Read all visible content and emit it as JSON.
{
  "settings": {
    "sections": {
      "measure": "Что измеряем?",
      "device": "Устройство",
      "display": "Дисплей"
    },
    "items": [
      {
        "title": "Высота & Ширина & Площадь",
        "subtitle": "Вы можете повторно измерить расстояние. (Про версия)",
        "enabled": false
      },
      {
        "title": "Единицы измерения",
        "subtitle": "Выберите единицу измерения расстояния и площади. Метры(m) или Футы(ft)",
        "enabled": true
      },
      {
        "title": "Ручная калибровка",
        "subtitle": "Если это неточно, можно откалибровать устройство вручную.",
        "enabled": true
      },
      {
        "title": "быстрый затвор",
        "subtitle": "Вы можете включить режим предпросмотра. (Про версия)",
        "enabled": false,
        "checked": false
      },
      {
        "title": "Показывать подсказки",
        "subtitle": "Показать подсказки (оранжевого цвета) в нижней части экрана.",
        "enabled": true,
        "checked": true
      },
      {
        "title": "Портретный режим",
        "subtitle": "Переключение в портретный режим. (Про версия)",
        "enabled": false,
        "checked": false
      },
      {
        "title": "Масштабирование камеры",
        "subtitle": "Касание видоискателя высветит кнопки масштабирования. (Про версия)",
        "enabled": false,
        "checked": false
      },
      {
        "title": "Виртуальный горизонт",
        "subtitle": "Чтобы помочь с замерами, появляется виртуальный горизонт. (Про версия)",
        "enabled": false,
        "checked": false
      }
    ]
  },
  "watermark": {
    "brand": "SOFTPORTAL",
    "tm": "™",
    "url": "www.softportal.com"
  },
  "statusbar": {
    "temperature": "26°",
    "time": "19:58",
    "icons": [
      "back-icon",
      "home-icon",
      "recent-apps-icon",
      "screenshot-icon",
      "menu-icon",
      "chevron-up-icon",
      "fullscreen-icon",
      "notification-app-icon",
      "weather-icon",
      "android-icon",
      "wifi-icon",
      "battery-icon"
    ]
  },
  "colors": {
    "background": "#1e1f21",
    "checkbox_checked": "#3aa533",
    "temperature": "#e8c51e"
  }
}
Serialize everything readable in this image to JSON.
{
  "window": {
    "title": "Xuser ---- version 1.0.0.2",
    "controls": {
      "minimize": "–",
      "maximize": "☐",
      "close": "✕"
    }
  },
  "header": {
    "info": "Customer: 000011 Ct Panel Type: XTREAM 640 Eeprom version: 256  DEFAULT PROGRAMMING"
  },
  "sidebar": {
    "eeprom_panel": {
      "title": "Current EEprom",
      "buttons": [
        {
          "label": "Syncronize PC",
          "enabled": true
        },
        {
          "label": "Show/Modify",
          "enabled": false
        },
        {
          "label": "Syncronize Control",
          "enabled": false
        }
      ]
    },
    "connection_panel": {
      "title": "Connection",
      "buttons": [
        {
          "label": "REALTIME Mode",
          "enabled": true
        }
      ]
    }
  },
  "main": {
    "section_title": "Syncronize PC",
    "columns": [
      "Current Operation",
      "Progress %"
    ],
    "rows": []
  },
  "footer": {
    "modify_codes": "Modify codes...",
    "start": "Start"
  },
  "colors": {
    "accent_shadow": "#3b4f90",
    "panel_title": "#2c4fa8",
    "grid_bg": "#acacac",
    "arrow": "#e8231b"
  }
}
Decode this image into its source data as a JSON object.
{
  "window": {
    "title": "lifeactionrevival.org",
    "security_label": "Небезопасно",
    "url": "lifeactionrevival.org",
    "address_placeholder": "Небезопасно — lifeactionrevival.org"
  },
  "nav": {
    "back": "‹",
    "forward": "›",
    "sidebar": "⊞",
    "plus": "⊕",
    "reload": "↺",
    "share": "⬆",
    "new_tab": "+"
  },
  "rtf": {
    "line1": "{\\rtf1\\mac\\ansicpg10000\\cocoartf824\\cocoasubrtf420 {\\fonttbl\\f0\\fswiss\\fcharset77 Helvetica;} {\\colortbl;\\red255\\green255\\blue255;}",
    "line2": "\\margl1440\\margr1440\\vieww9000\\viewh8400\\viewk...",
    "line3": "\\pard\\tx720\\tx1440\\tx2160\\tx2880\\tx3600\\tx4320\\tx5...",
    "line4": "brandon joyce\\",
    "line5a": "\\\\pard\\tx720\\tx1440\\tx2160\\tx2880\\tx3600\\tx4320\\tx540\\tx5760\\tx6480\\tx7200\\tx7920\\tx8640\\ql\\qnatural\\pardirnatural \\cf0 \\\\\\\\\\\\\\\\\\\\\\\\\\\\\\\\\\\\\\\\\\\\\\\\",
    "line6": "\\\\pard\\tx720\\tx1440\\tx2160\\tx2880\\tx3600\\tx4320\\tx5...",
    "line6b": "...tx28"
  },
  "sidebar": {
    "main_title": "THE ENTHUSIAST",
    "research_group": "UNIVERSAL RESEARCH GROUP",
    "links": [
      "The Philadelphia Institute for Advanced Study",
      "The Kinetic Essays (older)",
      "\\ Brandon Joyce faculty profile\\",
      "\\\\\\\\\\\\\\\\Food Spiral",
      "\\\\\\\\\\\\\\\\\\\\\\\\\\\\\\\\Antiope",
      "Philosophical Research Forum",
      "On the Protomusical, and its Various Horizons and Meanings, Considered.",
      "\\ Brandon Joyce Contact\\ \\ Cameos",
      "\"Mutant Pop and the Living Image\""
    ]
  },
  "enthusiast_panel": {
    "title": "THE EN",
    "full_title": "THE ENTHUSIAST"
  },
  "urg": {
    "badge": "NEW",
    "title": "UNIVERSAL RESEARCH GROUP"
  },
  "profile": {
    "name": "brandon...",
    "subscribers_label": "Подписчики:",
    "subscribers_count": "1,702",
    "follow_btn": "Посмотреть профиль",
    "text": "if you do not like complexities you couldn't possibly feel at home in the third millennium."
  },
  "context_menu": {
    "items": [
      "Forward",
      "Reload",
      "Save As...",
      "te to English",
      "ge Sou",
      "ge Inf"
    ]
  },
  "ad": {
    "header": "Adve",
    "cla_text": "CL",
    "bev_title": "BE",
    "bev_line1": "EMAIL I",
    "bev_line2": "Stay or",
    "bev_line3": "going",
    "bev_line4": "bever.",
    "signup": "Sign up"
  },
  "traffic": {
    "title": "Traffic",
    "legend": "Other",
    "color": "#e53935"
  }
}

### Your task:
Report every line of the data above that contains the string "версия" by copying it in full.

### Solution to the exercise:
        "subtitle": "Вы можете повторно измерить расстояние. (Про версия)",
        "subtitle": "Вы можете включить режим предпросмотра. (Про версия)",
        "subtitle": "Переключение в портретный режим. (Про версия)",
        "subtitle": "Касание видоискателя высветит кнопки масштабирования. (Про версия)",
        "subtitle": "Чтобы помочь с замерами, появляется виртуальный горизонт. (Про версия)",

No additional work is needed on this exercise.